LinkedIn warns investors of risk in Ireland
Linkedin wary of instability in Ireland after €6.5bn float
Linkedin, the €6.5bn-valued social media giant that floated last week, warned investors about the precarious economic and political situation in Ireland.
The company's prospectus revealed that it had warned investors about risks to its international operations.
"Expanding internationally may subject us to risks that we have either not faced before or increase risks that we currently face," the prospectus noted.
One of these risks was "political and economic instability in some countries, specifically in Ireland".
The Linkedin float was the most successful technology company debut since the dotcom boom. Shares rose 109 per cent on the first day of trading last Thursday. This compares to the heady days of the Yahoo float, when shares rose 154 per cent on the opening day of trading in 1996.
Netscape shares also doubled on their market debut, while Google had to make do with a mere 18 per cent rise when it floated in 2004.
However, many now fear that the frenzied buying of internet stocks is another massive investor bubble.
After its stunning opening day, Linkedin is now valued at an extraordinary 24 times its forecast sales for 2011. Using the same formula, Facebook would be worth an incredible €70m.
Linkedin now has more than 100 million users worldwide. Customers use the website to find jobs, recruit staff or look for industry experts.
There are more than 100 workers at its international hub in Dublin and the company is planning to recruit more workers here.

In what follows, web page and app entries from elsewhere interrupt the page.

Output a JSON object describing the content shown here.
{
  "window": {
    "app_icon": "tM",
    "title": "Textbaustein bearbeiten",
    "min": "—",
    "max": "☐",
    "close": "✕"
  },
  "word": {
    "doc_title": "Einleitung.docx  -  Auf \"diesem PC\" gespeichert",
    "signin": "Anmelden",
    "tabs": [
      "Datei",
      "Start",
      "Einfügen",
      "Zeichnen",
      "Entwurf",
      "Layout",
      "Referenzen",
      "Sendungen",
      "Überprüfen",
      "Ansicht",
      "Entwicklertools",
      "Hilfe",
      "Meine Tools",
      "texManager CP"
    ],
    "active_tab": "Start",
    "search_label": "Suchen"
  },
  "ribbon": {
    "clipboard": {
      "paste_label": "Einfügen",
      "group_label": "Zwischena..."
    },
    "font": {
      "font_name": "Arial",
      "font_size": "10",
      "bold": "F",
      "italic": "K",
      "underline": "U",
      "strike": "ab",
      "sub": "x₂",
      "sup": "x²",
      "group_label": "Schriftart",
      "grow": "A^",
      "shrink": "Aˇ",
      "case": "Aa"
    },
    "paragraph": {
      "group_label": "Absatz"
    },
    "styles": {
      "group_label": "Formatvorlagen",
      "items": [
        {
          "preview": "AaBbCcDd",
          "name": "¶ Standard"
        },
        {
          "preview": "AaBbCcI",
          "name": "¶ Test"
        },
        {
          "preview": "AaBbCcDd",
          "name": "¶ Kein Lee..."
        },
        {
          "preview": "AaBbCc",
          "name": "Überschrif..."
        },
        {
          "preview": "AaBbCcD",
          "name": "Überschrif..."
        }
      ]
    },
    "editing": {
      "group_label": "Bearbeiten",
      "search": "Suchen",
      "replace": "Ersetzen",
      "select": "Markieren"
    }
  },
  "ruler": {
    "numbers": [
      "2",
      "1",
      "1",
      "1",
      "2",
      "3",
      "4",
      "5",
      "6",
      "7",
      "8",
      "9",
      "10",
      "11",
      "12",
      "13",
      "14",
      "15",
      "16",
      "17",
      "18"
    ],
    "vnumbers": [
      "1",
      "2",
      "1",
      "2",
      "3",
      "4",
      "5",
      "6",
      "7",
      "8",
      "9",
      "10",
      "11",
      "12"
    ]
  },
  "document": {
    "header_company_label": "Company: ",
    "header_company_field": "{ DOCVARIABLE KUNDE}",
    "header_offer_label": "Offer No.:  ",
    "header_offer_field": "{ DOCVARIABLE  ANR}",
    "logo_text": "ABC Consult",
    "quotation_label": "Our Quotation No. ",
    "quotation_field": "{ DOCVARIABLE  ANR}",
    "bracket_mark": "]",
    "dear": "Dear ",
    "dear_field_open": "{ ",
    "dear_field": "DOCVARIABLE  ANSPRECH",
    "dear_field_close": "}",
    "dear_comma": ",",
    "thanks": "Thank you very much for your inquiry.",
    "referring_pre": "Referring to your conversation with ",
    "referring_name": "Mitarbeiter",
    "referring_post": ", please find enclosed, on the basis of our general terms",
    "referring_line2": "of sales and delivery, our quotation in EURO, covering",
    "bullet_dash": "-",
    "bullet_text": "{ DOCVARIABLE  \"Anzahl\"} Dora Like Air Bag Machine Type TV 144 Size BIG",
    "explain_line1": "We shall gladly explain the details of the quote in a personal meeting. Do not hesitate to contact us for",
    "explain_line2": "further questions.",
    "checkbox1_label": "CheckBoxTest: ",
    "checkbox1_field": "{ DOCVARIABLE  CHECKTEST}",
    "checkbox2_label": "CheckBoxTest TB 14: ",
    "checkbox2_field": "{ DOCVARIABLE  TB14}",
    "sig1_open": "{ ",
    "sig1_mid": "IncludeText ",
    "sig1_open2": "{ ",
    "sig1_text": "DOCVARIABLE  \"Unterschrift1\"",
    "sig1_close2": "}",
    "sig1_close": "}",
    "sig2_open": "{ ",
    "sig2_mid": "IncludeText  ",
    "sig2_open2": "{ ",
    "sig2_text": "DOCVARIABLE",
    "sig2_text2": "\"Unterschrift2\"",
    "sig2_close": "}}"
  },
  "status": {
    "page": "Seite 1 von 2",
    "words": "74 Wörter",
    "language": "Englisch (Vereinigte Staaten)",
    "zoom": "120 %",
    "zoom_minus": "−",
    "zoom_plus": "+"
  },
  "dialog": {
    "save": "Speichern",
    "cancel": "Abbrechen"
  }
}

It is not clear what level of share ownership there is in the Dublin office.
Linkedin founder Reid Hoffman -- an early backer of Paypal -- now holds shares worth €1.3bn.
Sunday Indo Business